WHAT THE TASK ASKS —
From the records that follow, copy every line in which "JSON" appears.

=-=-=-=-=

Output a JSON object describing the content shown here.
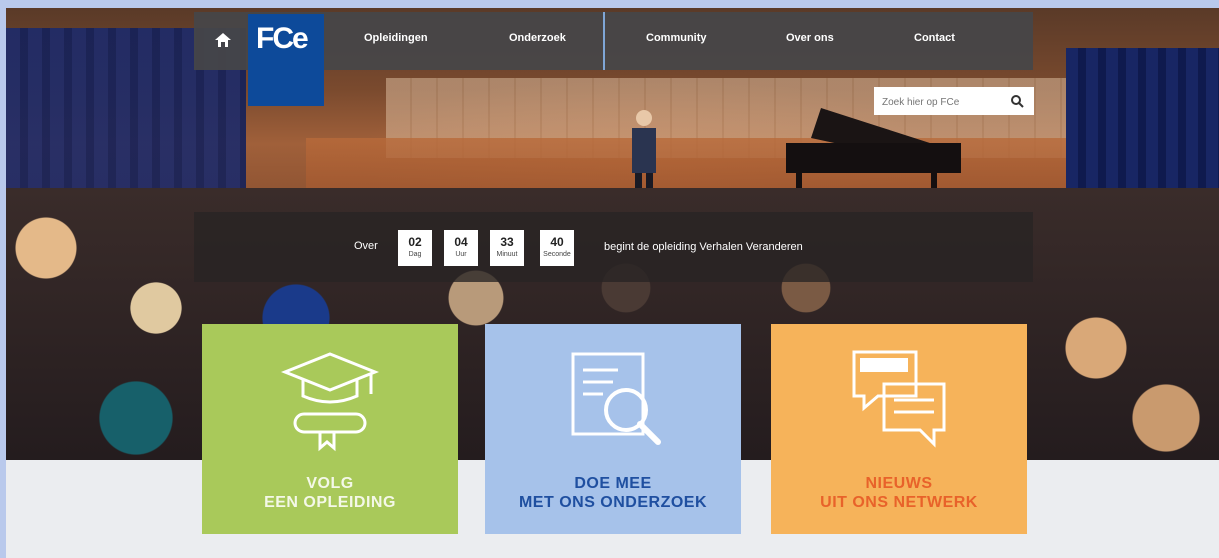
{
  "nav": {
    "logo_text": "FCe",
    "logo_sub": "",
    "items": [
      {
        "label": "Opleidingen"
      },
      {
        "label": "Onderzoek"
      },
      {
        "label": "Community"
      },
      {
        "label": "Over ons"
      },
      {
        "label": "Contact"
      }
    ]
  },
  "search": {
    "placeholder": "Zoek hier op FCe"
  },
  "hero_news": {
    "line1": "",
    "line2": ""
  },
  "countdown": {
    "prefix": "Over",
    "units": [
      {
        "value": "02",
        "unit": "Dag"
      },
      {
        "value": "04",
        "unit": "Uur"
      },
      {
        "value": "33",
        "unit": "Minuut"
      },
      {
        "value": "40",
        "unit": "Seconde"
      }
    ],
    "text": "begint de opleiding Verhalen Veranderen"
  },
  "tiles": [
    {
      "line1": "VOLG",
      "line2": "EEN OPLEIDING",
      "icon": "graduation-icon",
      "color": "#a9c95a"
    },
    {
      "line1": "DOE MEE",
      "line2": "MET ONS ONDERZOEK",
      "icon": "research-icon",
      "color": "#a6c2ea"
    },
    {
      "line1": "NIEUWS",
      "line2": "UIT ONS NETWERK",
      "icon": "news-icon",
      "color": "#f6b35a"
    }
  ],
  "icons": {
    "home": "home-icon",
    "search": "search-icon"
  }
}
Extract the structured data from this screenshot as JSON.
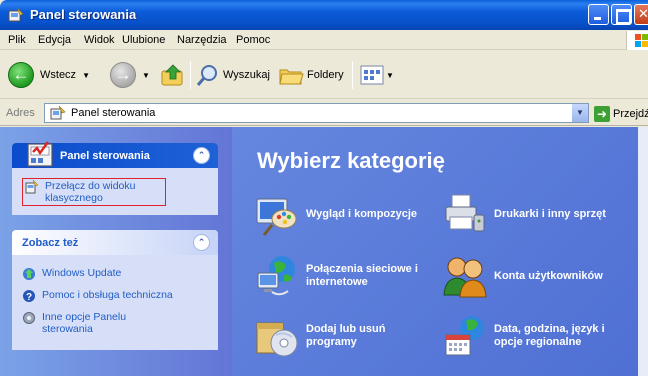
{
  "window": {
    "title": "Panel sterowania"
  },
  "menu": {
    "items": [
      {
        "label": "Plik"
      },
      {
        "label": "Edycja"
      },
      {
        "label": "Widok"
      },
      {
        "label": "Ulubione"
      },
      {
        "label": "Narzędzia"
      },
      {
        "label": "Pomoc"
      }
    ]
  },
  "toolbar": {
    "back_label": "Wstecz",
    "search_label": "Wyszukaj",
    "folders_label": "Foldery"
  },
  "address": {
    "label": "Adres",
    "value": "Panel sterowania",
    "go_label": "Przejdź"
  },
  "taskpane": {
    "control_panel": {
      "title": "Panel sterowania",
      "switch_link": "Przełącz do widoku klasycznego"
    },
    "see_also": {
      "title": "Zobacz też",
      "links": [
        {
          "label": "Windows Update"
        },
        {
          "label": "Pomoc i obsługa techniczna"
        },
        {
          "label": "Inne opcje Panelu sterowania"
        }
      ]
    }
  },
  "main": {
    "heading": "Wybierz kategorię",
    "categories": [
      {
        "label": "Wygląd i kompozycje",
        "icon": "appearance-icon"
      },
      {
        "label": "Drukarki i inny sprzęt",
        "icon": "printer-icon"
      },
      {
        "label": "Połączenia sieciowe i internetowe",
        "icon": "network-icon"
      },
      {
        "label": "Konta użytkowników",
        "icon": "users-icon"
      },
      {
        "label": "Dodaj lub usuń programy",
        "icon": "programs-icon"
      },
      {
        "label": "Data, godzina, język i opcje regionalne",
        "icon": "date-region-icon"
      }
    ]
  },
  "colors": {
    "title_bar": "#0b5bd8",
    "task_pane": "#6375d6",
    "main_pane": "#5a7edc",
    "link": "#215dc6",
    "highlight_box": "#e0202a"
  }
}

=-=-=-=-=

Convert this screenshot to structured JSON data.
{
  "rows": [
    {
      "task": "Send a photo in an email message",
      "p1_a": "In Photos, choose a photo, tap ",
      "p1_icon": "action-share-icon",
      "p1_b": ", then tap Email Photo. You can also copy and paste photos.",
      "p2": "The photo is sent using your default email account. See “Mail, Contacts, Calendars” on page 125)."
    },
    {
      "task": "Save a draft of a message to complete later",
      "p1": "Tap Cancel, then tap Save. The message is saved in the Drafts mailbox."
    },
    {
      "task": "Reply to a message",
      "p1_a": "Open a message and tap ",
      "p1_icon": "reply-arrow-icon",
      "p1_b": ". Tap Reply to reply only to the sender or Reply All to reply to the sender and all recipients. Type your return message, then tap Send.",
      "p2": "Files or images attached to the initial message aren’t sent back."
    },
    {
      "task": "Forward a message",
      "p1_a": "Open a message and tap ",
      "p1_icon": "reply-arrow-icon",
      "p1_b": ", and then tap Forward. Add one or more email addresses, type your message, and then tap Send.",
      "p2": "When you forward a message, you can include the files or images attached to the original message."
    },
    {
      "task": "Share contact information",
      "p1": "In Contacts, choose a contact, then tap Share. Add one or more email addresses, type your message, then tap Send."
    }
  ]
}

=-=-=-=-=

WRITTEN SOLUTION —
Output a JSON object describing the content shown here.
Extract the structured data from this screenshot as JSON.
Convert this screenshot to structured JSON data.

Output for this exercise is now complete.